## Task objective
Only the lines from the line with "What's the underlying" through the end of the records belong in your reply, copied exactly, with every picture left out.

(Stored entries)
↓

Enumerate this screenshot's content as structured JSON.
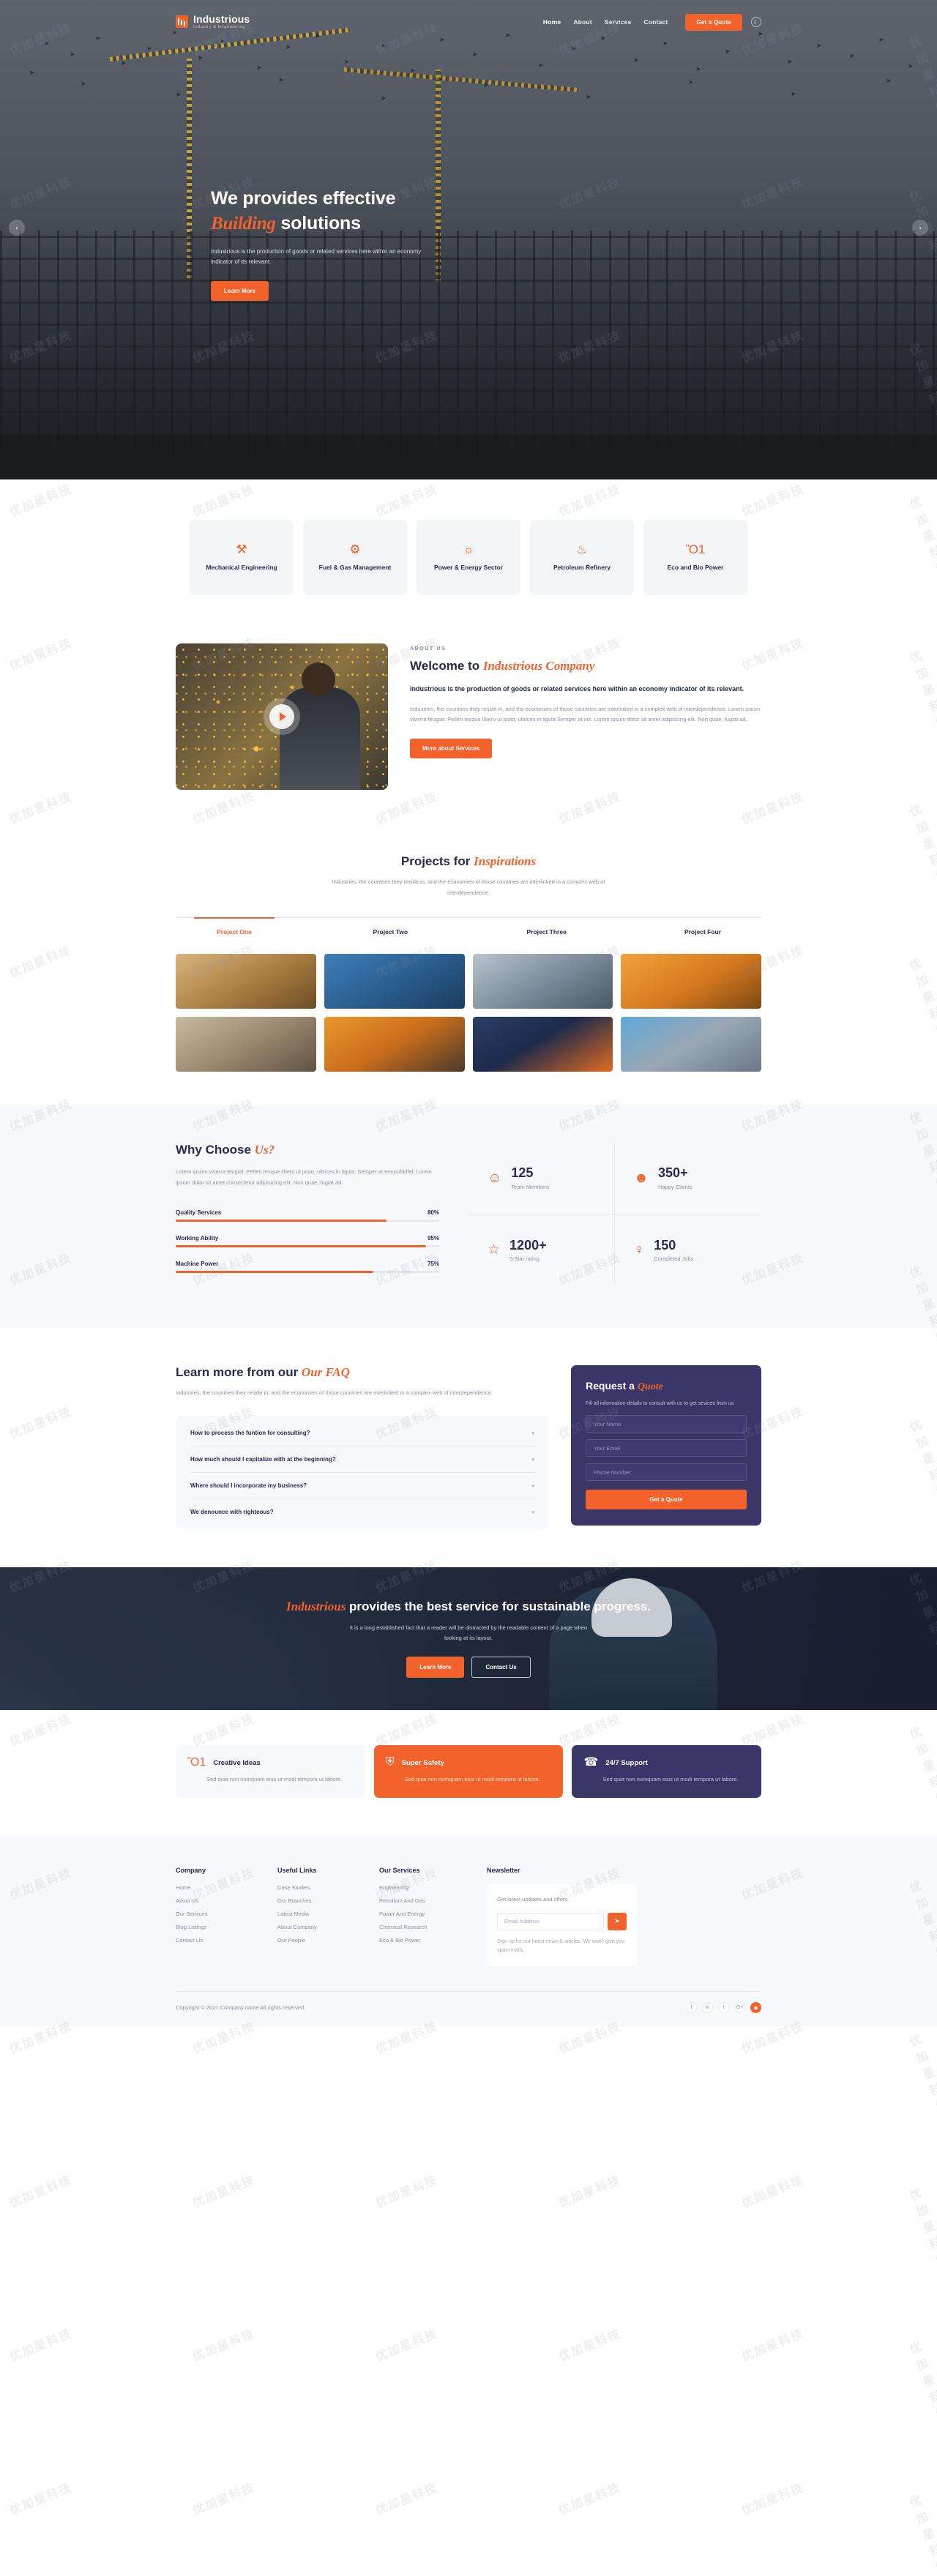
{
  "header": {
    "brand_name": "Industrious",
    "brand_sub": "Industry & Engineering",
    "nav": [
      {
        "label": "Home",
        "active": true
      },
      {
        "label": "About",
        "active": false
      },
      {
        "label": "Services",
        "active": false
      },
      {
        "label": "Contact",
        "active": false
      }
    ],
    "quote_label": "Get a Quote",
    "theme_icon": "moon-icon"
  },
  "hero": {
    "title_line1": "We provides effective",
    "title_em": "Building",
    "title_line2": " solutions",
    "paragraph": "Industrious is the production of goods or related services here within an economy indicator of its relevant.",
    "button": "Learn More",
    "prev_icon": "chevron-left-icon",
    "next_icon": "chevron-right-icon"
  },
  "services": [
    {
      "icon": "wrench-icon",
      "glyph": "⚒",
      "label": "Mechanical Engineering"
    },
    {
      "icon": "gears-icon",
      "glyph": "⚙",
      "label": "Fuel & Gas Management"
    },
    {
      "icon": "sun-energy-icon",
      "glyph": "☼",
      "label": "Power & Energy Sector"
    },
    {
      "icon": "flame-icon",
      "glyph": "♨",
      "label": "Petroleum Refinery"
    },
    {
      "icon": "bulb-icon",
      "glyph": "Ὂ1",
      "label": "Eco and Bio Power"
    }
  ],
  "about": {
    "eyebrow": "ABOUT US",
    "heading_plain": "Welcome to ",
    "heading_em": "Industrious Company",
    "lead": "Industrious is the production of goods or related services here within an economy indicator of its relevant.",
    "body": "Industries, the countries they reside in, and the economies of those countries are interlinked in a complex web of interdependence. Lorem ipsum viverra feugiat. Pellen tesque libero ut justo, ultrices in ligula Semper at init. Lorem ipsum dolor sit amet adipiscing elit. Non quae, fugiat ad.",
    "button": "More about Services",
    "play_icon": "play-icon"
  },
  "projects": {
    "heading_plain": "Projects for ",
    "heading_em": "Inspirations",
    "subtitle": "Industries, the countries they reside in, and the economies of those countries are interlinked in a complex web of interdependence.",
    "tabs": [
      {
        "label": "Project One",
        "active": true
      },
      {
        "label": "Project Two",
        "active": false
      },
      {
        "label": "Project Three",
        "active": false
      },
      {
        "label": "Project Four",
        "active": false
      }
    ]
  },
  "why": {
    "heading_plain": "Why Choose ",
    "heading_em": "Us?",
    "paragraph": "Lorem ipsum viverra feugiat. Pellen tesque libero ut justo, ultrices in ligula. Semper at tempufddfel. Lorem ipsum dolor sit amet consectetur adipisicing elit. Non quae, fugiat ad.",
    "bars": [
      {
        "label": "Quality Services",
        "value": "80%",
        "pct": 80
      },
      {
        "label": "Working Ability",
        "value": "95%",
        "pct": 95
      },
      {
        "label": "Machine Power",
        "value": "75%",
        "pct": 75
      }
    ],
    "stats": [
      {
        "icon": "user-icon",
        "glyph": "☺",
        "number": "125",
        "label": "Team Members"
      },
      {
        "icon": "smiley-icon",
        "glyph": "☻",
        "number": "350+",
        "label": "Happy Clients"
      },
      {
        "icon": "star-icon",
        "glyph": "☆",
        "number": "1200+",
        "label": "5 Star rating"
      },
      {
        "icon": "bulb-icon",
        "glyph": "♀",
        "number": "150",
        "label": "Completed Jobs"
      }
    ]
  },
  "faq": {
    "heading_plain": "Learn more from our ",
    "heading_em": "Our FAQ",
    "subtitle": "Industries, the countries they reside in, and the economies of those countries are interlinked in a complex web of interdependence.",
    "items": [
      "How to process the funtion for consulting?",
      "How much should I capitalize with at the beginning?",
      "Where should I incorporate my business?",
      "We denounce with righteous?"
    ],
    "chevron_icon": "chevron-down-icon"
  },
  "quote_form": {
    "heading_plain": "Request a ",
    "heading_em": "Quote",
    "paragraph": "Fill all information details to consult with us to get sevices from us",
    "fields": [
      {
        "name": "name-field",
        "placeholder": "Your Name"
      },
      {
        "name": "email-field",
        "placeholder": "Your Email"
      },
      {
        "name": "phone-field",
        "placeholder": "Phone Number"
      }
    ],
    "submit": "Get a Quote"
  },
  "cta": {
    "heading_em": "Industrious",
    "heading_plain": " provides the best service for sustainable progress.",
    "paragraph": "It is a long established fact that a reader will be distracted by the readable content of a page when looking at its layout.",
    "primary": "Learn More",
    "secondary": "Contact Us"
  },
  "features": [
    {
      "icon": "bulb-icon",
      "glyph": "Ὂ1",
      "title": "Creative Ideas",
      "desc": "Sed quia non numquam eius ut modi tempora ut labore.",
      "style": "light"
    },
    {
      "icon": "shield-icon",
      "glyph": "⛨",
      "title": "Super Safety",
      "desc": "Sed quia non numquam eius ut modi tempora ut labore.",
      "style": "orange"
    },
    {
      "icon": "headset-icon",
      "glyph": "☎",
      "title": "24/7 Support",
      "desc": "Sed quia non numquam eius ut modi tempora ut labore.",
      "style": "purple"
    }
  ],
  "footer": {
    "columns": [
      {
        "title": "Company",
        "links": [
          "Home",
          "About Us",
          "Our Services",
          "Blog Listings",
          "Contact Us"
        ]
      },
      {
        "title": "Useful Links",
        "links": [
          "Case Studies",
          "Our Branches",
          "Latest Media",
          "About Company",
          "Our People"
        ]
      },
      {
        "title": "Our Services",
        "links": [
          "Engineering",
          "Petrolium And Gas",
          "Power And Energy",
          "Chemical Research",
          "Eco & Bio Power"
        ]
      }
    ],
    "newsletter": {
      "title": "Newsletter",
      "text": "Get latest updates and offers.",
      "placeholder": "Email Address",
      "send_icon": "send-icon",
      "note": "Sign up for our latest news & articles. We won't give you spam mails."
    },
    "copyright": "Copyright © 2021 Company name All rights reserved.",
    "socials": [
      {
        "icon": "facebook-icon",
        "glyph": "f",
        "active": false
      },
      {
        "icon": "linkedin-icon",
        "glyph": "in",
        "active": false
      },
      {
        "icon": "twitter-icon",
        "glyph": "t",
        "active": false
      },
      {
        "icon": "google-plus-icon",
        "glyph": "G+",
        "active": false
      },
      {
        "icon": "instagram-icon",
        "glyph": "◉",
        "active": true
      }
    ]
  },
  "colors": {
    "accent": "#f2622a",
    "dark": "#272a4d",
    "purple": "#3b3668",
    "muted": "#8a8fa3",
    "panel": "#f7f9fc"
  },
  "watermark": "优加星科技"
}
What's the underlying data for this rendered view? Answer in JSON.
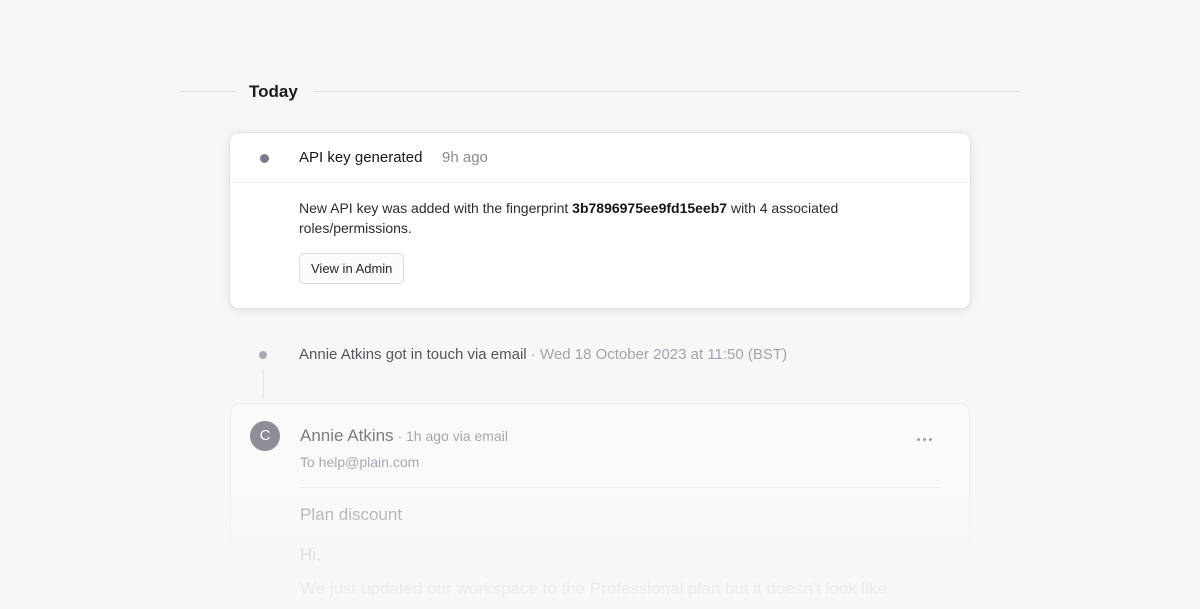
{
  "section": {
    "title": "Today"
  },
  "api_event": {
    "title": "API key generated",
    "time": "9h ago",
    "body_prefix": "New API key was added with the fingerprint ",
    "fingerprint": "3b7896975ee9fd15eeb7",
    "body_suffix": " with 4 associated roles/permissions.",
    "button_label": "View in Admin"
  },
  "contact_event": {
    "name": "Annie Atkins",
    "action": " got in touch via email",
    "separator": " · ",
    "timestamp": "Wed 18 October 2023 at 11:50 (BST)"
  },
  "email": {
    "avatar_initial": "C",
    "from_name": "Annie Atkins",
    "meta": " · 1h ago via email",
    "to": "To help@plain.com",
    "subject": "Plan discount",
    "greeting": "Hi,",
    "body_preview": "We just updated our workspace to the Professional plan but it doesn't look like"
  }
}
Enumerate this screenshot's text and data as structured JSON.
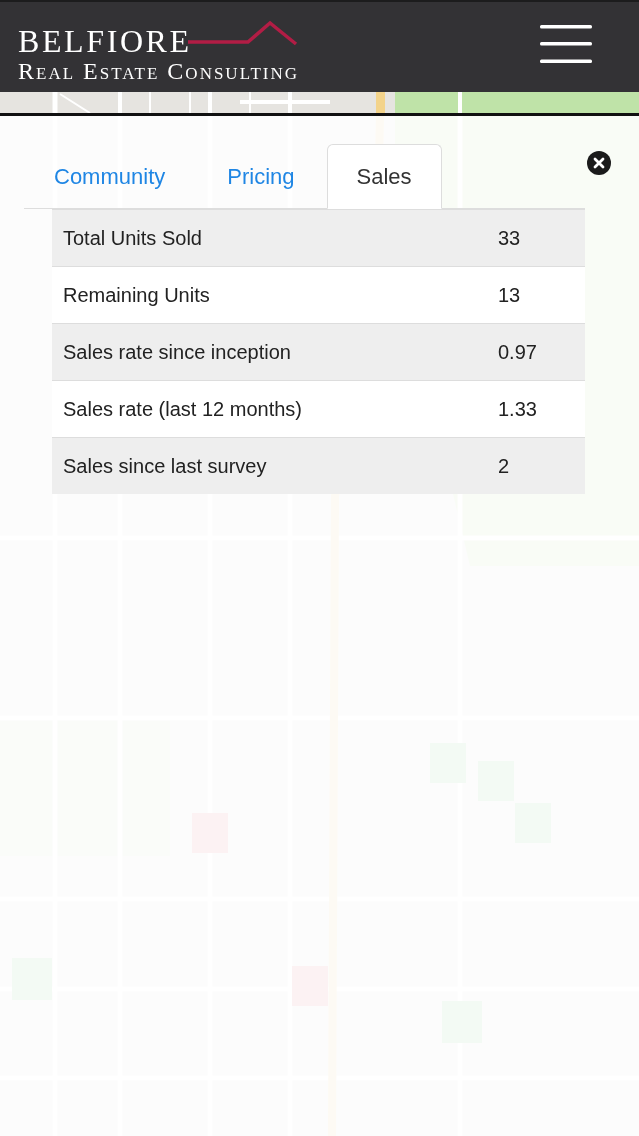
{
  "header": {
    "logo_title": "BELFIORE",
    "logo_subtitle": "Real Estate Consulting"
  },
  "tabs": [
    {
      "label": "Community",
      "selected": false
    },
    {
      "label": "Pricing",
      "selected": false
    },
    {
      "label": "Sales",
      "selected": true
    }
  ],
  "table": {
    "rows": [
      {
        "label": "Total Units Sold",
        "value": "33"
      },
      {
        "label": "Remaining Units",
        "value": "13"
      },
      {
        "label": "Sales rate since inception",
        "value": "0.97"
      },
      {
        "label": "Sales rate (last 12 months)",
        "value": "1.33"
      },
      {
        "label": "Sales since last survey",
        "value": "2"
      }
    ]
  }
}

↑

## Solution to this exercise
What's the underlying data for this rendered view? Answer in JSON.
{
  "section": {
    "title": "Today"
  },
  "api_event": {
    "title": "API key generated",
    "time": "9h ago",
    "body_prefix": "New API key was added with the fingerprint ",
    "fingerprint": "3b7896975ee9fd15eeb7",
    "body_suffix": " with 4 associated roles/permissions.",
    "button_label": "View in Admin"
  },
  "contact_event": {
    "name": "Annie Atkins",
    "action": " got in touch via email",
    "separator": " · ",
    "timestamp": "Wed 18 October 2023 at 11:50 (BST)"
  },
  "email": {
    "avatar_initial": "C",
    "from_name": "Annie Atkins",
    "meta": " · 1h ago via email",
    "to": "To help@plain.com",
    "subject": "Plan discount",
    "greeting": "Hi,",
    "body_preview": "We just updated our workspace to the Professional plan but it doesn't look like"
  }
}
Enumerate this screenshot's text and data as structured JSON.
{
  "header": {
    "logo_title": "BELFIORE",
    "logo_subtitle": "Real Estate Consulting"
  },
  "tabs": [
    {
      "label": "Community",
      "selected": false
    },
    {
      "label": "Pricing",
      "selected": false
    },
    {
      "label": "Sales",
      "selected": true
    }
  ],
  "table": {
    "rows": [
      {
        "label": "Total Units Sold",
        "value": "33"
      },
      {
        "label": "Remaining Units",
        "value": "13"
      },
      {
        "label": "Sales rate since inception",
        "value": "0.97"
      },
      {
        "label": "Sales rate (last 12 months)",
        "value": "1.33"
      },
      {
        "label": "Sales since last survey",
        "value": "2"
      }
    ]
  }
}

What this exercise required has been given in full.